Nature or nurture? Of course it has at least something to do with the individual, but no entrepreneur is an island. To be successful, it takes context; it takes circumstances, and it takes other men and women. A business is a community, not an individual.
“The entrepreneur’s ‘resource potential’ and the organic square of entrepreneurship: definition and application to the French case”, by Dimitri Uzunidis, Sophie Boutillier and Blandine Laperche (and recently published in the Journal of Innovation and Entrepreneurship), takes a close look at this intersection of individual potential, conditioning and social opportunity that eventually gives life to an entrepreneur and his business. It makes for an interesting study, one that starts from a specific theory and then looks at a practical case study of businesses in France.
As the authors explain, the purpose of this work is to study the origin of the entrepreneur and the conditions required for success. It all begins with the individual before then seeking to understand what makes up the entrepreneur’s “resource potential”. So one may not be born an entrepreneur, but it does take something in order to get started—a union of knowledge, character, relationships and financial resources. Then comes all the rest—what really brings this potential to the fore and allows it to develop—the socio-economic context that Uzunidis, Boutillier and Laperche describe in an intriguing manner, as the “organic square of entrepreneurship”, i.e. a virtual setting in which the entrepreneur’s potential, the marketplace, the layout of the economy and public policy all come together. Or coming back to our initial idea, even the most talented entrepreneurs can’t do it all on their own.
This is all then “tested” on the French economy and system of enterprise by analysing the practical implications of this theory. Then, through a series of statistical calculations, the authors determine why and how French entrepreneurs come to be and then further develop.
But the work of Uzunidis et al. is also interesting for another idea that it offers. Looking at the conditions needed for an entrepreneur to be born, the authors explain that the more prominent the entrepreneur on the economic scene, the more important these conditions become. One line from the paper is particularly striking: “The entrepreneur is also at the heart of the political debate, his existence and durability being considered as the reason for economic growth.”

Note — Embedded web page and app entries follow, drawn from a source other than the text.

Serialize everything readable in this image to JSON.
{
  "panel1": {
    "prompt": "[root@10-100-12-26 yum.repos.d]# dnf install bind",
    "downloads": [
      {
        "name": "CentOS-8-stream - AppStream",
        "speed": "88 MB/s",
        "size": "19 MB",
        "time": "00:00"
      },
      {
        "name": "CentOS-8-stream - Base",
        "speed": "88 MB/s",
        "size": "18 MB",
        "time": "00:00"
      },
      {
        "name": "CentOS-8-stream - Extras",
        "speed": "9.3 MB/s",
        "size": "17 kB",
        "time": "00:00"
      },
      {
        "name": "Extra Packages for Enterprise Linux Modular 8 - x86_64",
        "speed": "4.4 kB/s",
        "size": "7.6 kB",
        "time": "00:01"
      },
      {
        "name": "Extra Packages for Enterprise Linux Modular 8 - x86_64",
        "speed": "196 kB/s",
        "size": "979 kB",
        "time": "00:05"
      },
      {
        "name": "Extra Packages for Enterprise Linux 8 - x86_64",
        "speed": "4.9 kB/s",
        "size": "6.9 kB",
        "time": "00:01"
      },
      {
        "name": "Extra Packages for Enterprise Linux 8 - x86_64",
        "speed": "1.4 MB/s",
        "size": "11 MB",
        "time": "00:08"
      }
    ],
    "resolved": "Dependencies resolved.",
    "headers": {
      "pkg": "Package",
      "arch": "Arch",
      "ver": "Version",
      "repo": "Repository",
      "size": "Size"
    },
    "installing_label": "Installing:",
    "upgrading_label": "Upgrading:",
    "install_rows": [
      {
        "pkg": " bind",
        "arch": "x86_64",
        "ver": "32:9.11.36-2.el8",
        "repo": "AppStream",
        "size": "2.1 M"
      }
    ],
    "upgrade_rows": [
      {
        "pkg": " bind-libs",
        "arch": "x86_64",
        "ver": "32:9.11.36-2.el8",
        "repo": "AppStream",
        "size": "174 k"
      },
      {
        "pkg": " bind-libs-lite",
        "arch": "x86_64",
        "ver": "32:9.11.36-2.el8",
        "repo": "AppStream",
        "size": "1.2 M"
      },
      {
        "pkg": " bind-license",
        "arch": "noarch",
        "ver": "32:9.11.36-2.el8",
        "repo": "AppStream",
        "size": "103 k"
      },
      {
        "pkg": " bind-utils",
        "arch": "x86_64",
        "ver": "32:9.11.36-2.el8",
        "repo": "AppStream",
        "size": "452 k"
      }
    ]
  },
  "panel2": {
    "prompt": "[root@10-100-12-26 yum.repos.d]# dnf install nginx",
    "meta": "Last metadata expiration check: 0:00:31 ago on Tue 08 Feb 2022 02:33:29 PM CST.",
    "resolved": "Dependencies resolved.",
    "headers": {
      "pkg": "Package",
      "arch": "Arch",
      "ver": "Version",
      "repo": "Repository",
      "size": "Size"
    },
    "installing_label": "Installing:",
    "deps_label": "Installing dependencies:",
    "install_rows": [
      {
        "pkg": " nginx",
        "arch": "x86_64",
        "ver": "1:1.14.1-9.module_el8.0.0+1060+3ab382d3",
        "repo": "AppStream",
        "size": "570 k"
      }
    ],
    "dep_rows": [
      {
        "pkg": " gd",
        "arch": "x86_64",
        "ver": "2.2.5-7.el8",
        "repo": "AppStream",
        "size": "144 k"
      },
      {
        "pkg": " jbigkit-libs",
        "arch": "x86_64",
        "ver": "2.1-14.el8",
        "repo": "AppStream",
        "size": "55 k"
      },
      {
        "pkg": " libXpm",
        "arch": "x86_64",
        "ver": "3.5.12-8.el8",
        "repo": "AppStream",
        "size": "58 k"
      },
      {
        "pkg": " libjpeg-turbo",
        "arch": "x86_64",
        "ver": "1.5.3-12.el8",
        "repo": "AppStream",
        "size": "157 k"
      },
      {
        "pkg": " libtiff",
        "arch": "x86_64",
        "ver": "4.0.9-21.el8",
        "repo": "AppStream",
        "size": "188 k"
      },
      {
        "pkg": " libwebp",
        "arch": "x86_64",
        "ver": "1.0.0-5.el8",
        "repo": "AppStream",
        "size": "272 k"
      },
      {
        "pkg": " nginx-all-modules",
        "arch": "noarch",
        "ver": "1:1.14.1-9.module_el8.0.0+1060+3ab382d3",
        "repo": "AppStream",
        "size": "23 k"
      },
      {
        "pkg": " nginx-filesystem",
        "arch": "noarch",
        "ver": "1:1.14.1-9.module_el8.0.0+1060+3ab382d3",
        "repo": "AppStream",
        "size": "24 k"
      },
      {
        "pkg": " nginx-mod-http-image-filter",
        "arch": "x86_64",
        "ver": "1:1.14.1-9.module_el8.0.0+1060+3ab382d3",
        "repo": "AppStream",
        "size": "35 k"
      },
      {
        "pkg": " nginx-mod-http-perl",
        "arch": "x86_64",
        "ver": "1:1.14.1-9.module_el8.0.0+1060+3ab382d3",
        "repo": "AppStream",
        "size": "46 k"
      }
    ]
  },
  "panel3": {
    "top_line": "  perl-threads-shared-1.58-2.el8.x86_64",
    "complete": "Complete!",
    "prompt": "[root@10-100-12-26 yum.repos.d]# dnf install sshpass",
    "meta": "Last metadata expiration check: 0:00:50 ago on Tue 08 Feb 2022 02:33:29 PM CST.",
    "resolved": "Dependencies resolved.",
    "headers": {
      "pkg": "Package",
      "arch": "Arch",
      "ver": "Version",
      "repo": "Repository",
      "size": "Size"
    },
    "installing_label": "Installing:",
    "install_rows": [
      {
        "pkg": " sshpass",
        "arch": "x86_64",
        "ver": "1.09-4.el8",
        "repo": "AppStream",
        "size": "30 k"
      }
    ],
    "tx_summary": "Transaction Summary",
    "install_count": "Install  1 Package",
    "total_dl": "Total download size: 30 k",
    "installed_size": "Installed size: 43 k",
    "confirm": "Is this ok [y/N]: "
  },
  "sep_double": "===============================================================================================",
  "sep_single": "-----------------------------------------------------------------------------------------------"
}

The entrepreneur’s ‘resource potential’ and the organic square of entrepreneurship: definition and application to the French case
Dimitri Uzunidis, Sophie Boutillier, Blandine Laperche
Journal of Innovation and Entrepreneurship 2014, 3:1